Nearly as important as the film itself is the iconic soundtrack by Simon and Garfunkel. Their songs are littered throughout the movie, but feel as they’re present from beginning to end. There are two tracks to choose from here, a restored Mono track as well as a DTS HD Master Audio mix. I listened to several scenes with both options and I have to say that I was fairly impressed by the DTS track.Yes, it does lack the depth that today’s modern soundtracks possess, but the guitars seem to jump back and forth from the front two channels. Vocals seem to have an improved quality to them, losing some of that distortion that was present in earlier versions. For purists, the Mono soundtrack obviously lacks the range of the 5.1 track, but still sounds pretty darn good. I know there are those out there that won’t/don’t want to watch a movie like this with a full 5.1 track, so it’s a good thing that Criterion provided this additional track. Whatever version is chosen delivers.
Supplements: What are the extras?
I haven’t checked all of the previous versions, but I do know that Criterion had a LaserDisc version of this a while back. I’m willing to bet that a number of those supplements, if not all of them, have made the cut here. Nevertheless, there are a couple of newly-produced features for this Blu-ray, so let’s dive right in and check out all of the supplements.
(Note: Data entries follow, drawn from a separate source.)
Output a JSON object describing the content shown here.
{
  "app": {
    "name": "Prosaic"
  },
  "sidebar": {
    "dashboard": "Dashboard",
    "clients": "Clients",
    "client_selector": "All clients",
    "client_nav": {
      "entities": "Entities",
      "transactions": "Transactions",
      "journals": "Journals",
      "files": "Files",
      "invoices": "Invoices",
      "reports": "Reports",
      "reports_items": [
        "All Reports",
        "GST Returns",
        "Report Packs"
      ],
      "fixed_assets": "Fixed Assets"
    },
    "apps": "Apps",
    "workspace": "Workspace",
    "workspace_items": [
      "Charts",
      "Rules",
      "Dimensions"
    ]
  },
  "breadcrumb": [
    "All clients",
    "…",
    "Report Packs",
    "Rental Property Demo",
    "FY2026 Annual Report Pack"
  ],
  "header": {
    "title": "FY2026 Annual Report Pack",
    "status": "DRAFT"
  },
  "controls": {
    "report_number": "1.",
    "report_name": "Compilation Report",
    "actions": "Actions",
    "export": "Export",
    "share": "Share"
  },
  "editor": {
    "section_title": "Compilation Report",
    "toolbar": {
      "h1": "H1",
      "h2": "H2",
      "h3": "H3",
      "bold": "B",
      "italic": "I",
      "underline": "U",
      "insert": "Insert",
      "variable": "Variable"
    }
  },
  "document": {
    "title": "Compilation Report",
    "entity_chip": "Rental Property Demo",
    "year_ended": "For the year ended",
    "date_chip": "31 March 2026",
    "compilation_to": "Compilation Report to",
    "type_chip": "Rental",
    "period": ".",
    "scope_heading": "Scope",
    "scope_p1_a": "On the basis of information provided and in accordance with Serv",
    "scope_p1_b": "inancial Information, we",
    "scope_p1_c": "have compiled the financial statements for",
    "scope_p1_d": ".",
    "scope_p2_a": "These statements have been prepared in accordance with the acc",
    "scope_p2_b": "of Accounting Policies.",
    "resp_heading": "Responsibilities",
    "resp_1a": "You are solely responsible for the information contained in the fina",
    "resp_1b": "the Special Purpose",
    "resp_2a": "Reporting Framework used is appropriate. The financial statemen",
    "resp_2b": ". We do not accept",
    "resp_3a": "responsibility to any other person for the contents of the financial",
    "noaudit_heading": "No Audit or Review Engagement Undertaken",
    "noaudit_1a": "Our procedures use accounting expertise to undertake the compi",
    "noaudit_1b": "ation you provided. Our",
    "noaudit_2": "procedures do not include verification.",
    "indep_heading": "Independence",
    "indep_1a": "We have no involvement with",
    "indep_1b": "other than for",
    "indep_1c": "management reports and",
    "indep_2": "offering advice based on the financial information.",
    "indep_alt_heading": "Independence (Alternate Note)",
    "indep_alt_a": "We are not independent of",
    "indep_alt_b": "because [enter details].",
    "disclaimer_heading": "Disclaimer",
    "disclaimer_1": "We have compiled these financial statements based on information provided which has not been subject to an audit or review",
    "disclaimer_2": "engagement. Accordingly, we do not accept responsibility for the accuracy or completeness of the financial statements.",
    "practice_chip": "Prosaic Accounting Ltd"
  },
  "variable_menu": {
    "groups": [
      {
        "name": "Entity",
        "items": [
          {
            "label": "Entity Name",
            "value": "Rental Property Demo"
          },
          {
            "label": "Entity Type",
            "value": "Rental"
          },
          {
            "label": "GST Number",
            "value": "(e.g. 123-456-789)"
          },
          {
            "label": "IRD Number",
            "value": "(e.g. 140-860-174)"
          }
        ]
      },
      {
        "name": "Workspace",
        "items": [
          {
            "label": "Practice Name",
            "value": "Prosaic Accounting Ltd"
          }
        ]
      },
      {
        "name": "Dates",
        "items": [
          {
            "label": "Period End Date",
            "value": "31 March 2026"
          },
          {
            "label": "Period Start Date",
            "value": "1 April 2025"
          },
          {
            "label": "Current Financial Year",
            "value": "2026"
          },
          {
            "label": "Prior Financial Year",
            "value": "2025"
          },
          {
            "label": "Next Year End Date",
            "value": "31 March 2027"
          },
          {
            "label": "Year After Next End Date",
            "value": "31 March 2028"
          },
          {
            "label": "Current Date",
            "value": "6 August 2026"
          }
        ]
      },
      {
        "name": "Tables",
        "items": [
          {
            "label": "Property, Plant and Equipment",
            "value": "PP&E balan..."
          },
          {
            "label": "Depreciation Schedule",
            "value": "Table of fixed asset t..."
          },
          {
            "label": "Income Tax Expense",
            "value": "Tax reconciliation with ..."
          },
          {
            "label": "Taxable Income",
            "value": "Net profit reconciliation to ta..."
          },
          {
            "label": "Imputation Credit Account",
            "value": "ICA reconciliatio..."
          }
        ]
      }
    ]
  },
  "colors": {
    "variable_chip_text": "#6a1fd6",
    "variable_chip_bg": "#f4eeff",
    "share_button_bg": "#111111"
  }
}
- Audio Commentary – Originally recorded in 2007, Mike Nichols and fellow Director/Writer Steven Soderbergh collaborate on a very unique and informative track. The two discuss the films rich history, some of the shooing choices (which I studied frame by frame in my film classes) as well as some comments on the cast in general.
- Audio Commentary – Going back a long ways, we get UCLA film scholar Howard Suber as he discusses some of the more subtle tones in the film. This, I believe, was on the original Criterion LaserDisc released back in the early 90’s. Nevertheless, its a great track from a slightly different perspective.
- Buck Henry and Lawrence Turman – New to this Blu-ray is a segment featuring screenwriter Buck Henry and producer Lawrence Turman. The two comment on the film, the director’s choice as well as some of the overtones of the movie and Nichols in general.
- Dustin Hoffman – Also new to this Blu-ray is an interview with Dustin Hoffman as recounts the movie that made him a star and discusses everything and anything about the movie. Running nearly 40 minutes it’s nice to see things like this added to a classic film.
- Paul Simon and Dick Cavett – An episode of The Dick Cavett Show featuring Paul Simon as he discusses his involvement with the movie.
- Mike Nichols and Barbara Walters – Director Mike Nichols is interviewed by a very young (circa 1966) Barbara Walters and discusses the film, its reception and some of the political tones involved within.
- The Graduate at 25 – Some of the main players from the film are present in this feature that was obviously made in 1992 of the film’s 25th anniversary. Not a lot is learned here that we didn’t already know, but it’s nice to see some of these people discuss the film that even then meant to much to the film community.
- Students of The Graduate – Originally produced in 2007, this documentary has interviews with many Directors who pay tribute to Mike Nichols. Interviews with the late Harold Raims, David O. Russell and Jonathan Dayton are included.
- Sam and Mike – Film historian Bobbie O’Steen discusses her late husband who served as the film’s editor.
- Screen Tests – We get a look at some of the other “would be” Benjamin and Elaine’s.
- Tony Bill and Jennifer Leak
Robert Lipton and Cathy Carpenter
Dustin Hoffman and Katharine Ross
The Bottom Line
The Graduate is one of America’s favorite movies for a reason – it’s timeless. It’s a timestamp in an era of political upheaval and features some amazing performances by all involved. The icing on the cake is that this is being released by Criterion and it goes without saying that the movie both looks and sound as good as it ever has. Add to that the plethora of supplements, some newly-produced, and you’ve got a winner in every sense of the word. This should be on every movie-lovers’ shelf.